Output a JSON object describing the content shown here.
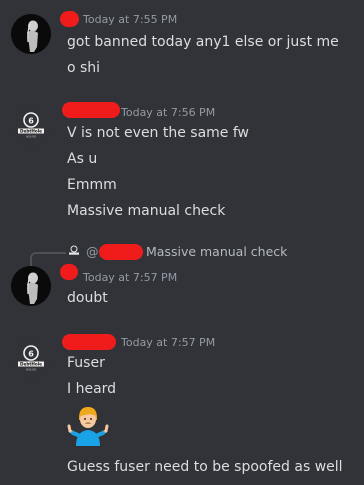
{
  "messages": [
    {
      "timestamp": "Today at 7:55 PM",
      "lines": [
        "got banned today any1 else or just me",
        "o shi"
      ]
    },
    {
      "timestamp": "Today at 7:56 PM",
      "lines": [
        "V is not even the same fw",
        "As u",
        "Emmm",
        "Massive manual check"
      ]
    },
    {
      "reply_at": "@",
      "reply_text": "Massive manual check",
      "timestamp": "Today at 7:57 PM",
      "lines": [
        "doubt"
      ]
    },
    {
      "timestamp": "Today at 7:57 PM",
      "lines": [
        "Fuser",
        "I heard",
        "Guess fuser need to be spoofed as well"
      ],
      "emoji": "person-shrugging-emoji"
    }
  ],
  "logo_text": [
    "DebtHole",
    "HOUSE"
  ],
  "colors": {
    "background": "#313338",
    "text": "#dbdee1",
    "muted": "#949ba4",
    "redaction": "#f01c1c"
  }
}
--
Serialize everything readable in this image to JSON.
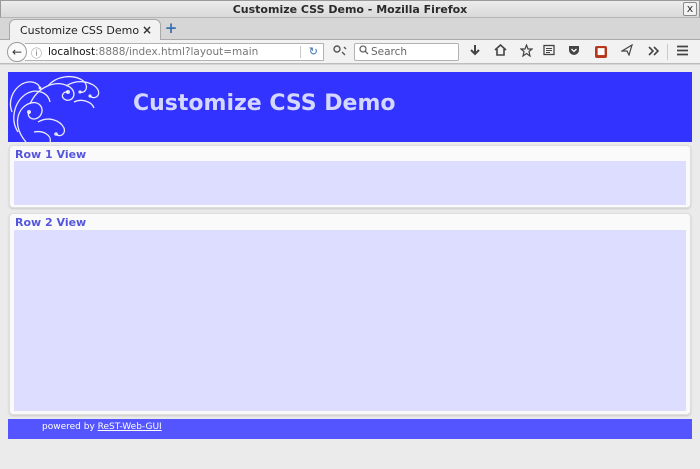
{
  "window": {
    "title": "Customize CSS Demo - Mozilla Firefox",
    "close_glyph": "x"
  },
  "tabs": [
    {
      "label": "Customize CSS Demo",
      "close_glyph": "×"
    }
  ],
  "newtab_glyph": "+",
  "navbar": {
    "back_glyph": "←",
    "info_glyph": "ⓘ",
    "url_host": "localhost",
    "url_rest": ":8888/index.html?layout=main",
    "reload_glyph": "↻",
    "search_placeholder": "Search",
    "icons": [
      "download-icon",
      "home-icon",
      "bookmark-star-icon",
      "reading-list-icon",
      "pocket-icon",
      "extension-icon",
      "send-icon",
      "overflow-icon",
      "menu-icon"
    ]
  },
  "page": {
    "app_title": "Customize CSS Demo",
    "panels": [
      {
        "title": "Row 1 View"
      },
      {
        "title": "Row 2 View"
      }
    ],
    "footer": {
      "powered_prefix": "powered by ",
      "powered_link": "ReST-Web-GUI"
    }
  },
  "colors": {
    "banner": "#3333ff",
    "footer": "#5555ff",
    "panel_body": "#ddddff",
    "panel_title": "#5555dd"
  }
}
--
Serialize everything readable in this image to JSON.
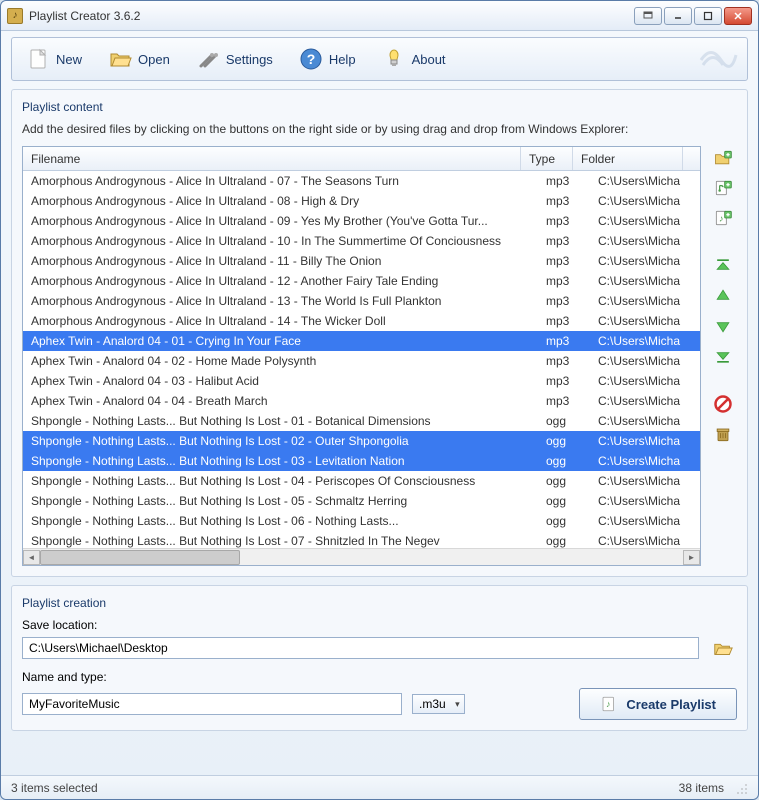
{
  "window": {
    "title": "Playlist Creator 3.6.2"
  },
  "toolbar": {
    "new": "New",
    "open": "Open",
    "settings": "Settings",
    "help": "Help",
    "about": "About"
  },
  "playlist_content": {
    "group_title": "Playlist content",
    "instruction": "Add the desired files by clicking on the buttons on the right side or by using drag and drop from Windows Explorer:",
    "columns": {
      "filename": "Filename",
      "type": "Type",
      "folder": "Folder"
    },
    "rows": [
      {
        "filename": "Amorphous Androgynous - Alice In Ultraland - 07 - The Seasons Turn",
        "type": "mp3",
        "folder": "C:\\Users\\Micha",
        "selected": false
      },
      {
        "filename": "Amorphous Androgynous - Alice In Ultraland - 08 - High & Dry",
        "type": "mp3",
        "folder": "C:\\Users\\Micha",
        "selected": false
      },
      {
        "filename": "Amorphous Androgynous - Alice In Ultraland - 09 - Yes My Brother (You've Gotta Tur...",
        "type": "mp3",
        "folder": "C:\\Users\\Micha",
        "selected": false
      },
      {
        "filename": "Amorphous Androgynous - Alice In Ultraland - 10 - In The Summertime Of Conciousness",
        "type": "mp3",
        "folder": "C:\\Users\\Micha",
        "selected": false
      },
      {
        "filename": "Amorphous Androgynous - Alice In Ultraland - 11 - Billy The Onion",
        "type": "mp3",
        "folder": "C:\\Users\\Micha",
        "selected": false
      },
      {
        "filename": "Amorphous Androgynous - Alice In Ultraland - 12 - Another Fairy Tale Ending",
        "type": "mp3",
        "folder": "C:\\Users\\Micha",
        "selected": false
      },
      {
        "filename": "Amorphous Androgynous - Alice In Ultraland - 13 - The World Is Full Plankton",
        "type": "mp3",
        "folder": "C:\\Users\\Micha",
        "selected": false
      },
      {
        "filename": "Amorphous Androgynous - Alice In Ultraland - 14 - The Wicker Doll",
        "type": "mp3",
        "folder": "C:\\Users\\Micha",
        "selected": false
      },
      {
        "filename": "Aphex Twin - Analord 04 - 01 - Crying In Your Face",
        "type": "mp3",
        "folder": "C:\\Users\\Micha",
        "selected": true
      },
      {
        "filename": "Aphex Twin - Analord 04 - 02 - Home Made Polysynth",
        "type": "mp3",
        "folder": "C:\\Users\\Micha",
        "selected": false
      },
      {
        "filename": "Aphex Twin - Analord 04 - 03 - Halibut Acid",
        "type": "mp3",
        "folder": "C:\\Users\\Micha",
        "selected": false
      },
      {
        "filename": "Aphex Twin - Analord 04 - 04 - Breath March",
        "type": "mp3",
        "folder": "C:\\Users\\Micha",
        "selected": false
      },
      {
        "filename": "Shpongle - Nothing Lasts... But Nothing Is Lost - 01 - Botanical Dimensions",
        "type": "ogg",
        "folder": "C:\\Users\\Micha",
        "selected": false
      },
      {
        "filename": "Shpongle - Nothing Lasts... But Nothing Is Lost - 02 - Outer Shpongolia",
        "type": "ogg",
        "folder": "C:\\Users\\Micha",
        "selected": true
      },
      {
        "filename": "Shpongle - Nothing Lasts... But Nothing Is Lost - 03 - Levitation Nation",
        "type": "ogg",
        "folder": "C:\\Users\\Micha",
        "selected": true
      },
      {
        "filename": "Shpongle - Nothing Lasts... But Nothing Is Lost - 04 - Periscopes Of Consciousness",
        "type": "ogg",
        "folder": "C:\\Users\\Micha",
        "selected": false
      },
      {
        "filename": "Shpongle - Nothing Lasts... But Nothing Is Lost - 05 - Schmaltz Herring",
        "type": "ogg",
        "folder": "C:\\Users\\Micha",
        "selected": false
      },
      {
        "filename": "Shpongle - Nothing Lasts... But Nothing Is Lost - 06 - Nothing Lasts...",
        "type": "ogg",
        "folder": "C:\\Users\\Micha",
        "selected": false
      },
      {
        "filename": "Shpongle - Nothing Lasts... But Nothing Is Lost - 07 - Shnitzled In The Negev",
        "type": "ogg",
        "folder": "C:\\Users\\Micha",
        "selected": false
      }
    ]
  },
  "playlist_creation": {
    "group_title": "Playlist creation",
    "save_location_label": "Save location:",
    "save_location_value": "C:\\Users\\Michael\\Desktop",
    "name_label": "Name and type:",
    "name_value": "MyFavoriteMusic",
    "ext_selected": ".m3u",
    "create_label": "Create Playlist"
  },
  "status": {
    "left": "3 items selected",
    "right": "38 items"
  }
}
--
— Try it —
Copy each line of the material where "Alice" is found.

— Result —
        "filename": "Amorphous Androgynous - Alice In Ultraland - 07 - The Seasons Turn",
        "filename": "Amorphous Androgynous - Alice In Ultraland - 08 - High & Dry",
        "filename": "Amorphous Androgynous - Alice In Ultraland - 09 - Yes My Brother (You've Gotta Tur...",
        "filename": "Amorphous Androgynous - Alice In Ultraland - 10 - In The Summertime Of Conciousness",
        "filename": "Amorphous Androgynous - Alice In Ultraland - 11 - Billy The Onion",
        "filename": "Amorphous Androgynous - Alice In Ultraland - 12 - Another Fairy Tale Ending",
        "filename": "Amorphous Androgynous - Alice In Ultraland - 13 - The World Is Full Plankton",
        "filename": "Amorphous Androgynous - Alice In Ultraland - 14 - The Wicker Doll",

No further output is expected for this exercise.